Summer is usually a time of relaxation and family togetherness, but, over the last couple of years, the economy has cast a chill over many summer family get-aways. Many households decided to forgo the usual trips to the beach or mountains in favor of stay-cations, and some adults just kept working or took some educational classes to advance their careers or just stay employed. It’s been a tough job market for the last several years, and anxious job-seekers are having a hard time getting hired, even as businesses return to profitability and growth. Many Americans remain out of work and, for young people, the unemployment rate is high, reflecting the desire of business to hire only the most talented and experienced recruits.
The general U.S. unemployment rate was 8.3 percent this past July, but for young people, unemployment increased by 836,000 from April to July 2012, compared with an increase of 745,000 for the same period in 2011. This summer, the share of young people employed was about 50 percent, which means that the other 50 percent were not engaged in building their business experiences . Yet, this summer would have been a great time to shore up the talent pipeline, especially for manufacturers who still have unfilled openings and can’t find the right talent.

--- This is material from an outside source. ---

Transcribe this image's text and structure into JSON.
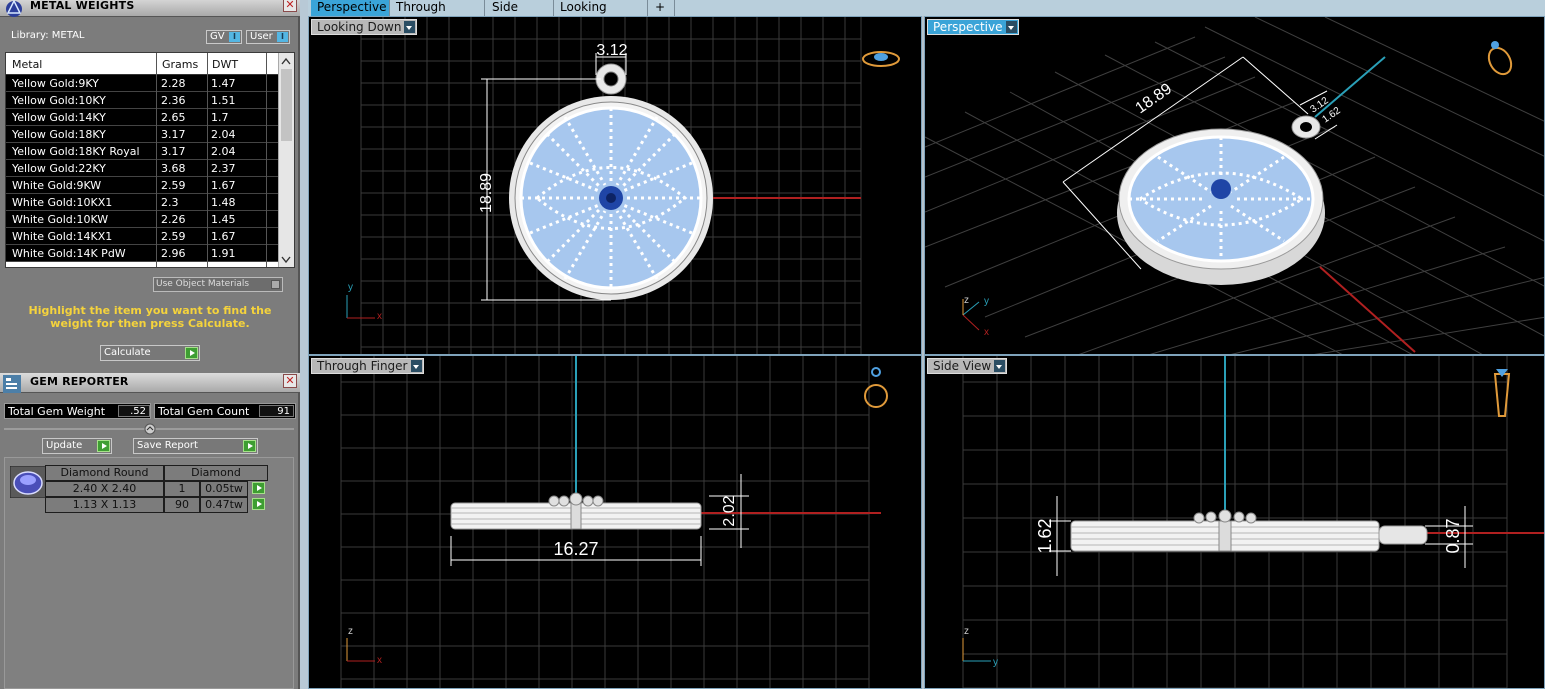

Parents and colleges, worried about the lack of good jobs for graduates, know that students, especially in the liberal arts, need some “real world experience” before venturing out of the family and college nest. So business schools have begun launching intensive summer courses aimed at liberal arts students to expose them to career paths they might never have considered or known existed . And it’s been extraordinarily helpful in preparing youth for the world of work. “I realized pretty fast that I had no idea what I was doing,” said one economics senior. “I learned a lot in school, but I didn’t know how to really get a job or be successful in one”.
These business-school-run summer work experiences focus on helping students understand how a business operates, and teaches young people skills such as collaboration, communication, social media, digital technology, and strategy and marketing.
Imagine what a program like this could do for manufacturers – especially “place-based” small manufacturers with roots in their communities or regions! Small manufacturers could recruit students of all stripes to spend summers in their firms so that they could really understand what today’s advanced manufacturing is.
Although there’s been a plethora of “awareness campaigns” over the last decade trying to get the message out about 21st century manufacturing, manufacturing still suffers from image problems. Opportunities such as this summer program could really go a long way in helping our next generation of manufacturing employees get excited about its possibilities for them. The Millennials are nothing if not comfortable with the global, digital and sometimes virtual world that manufacturing has become. But they don’t know how those skills translate into a manufacturing career, so this model could help them catch fire. The practical experiences of a summer manufacturing internship could be used as the first “gateway” in hiring. Both the intern and the firm’s owner could decide about the “fit” and then prepare accordingly for eventual employment. Recruiting could become more long-range and systematized, eliminating some of the risk of hiring for both manufacturer and employee. Talk about a “win-win” – this is really it! To find out more about how this might work for manufacturers, contact any of the following education institutions: Southern Methodist, Stanford, Vanderbilt, University of Chicago, California at Berkley, or Tuck Business Bridge Program at Dartmouth or other well-established programs.
 Bureau of Labor Statistics. http://www.bls.gov/news.release/youth.nr0.htm. August 21, 2012
 Inside Higher Education. “Summer business programs help liberal arts student with career prospects”. August 24, 2012.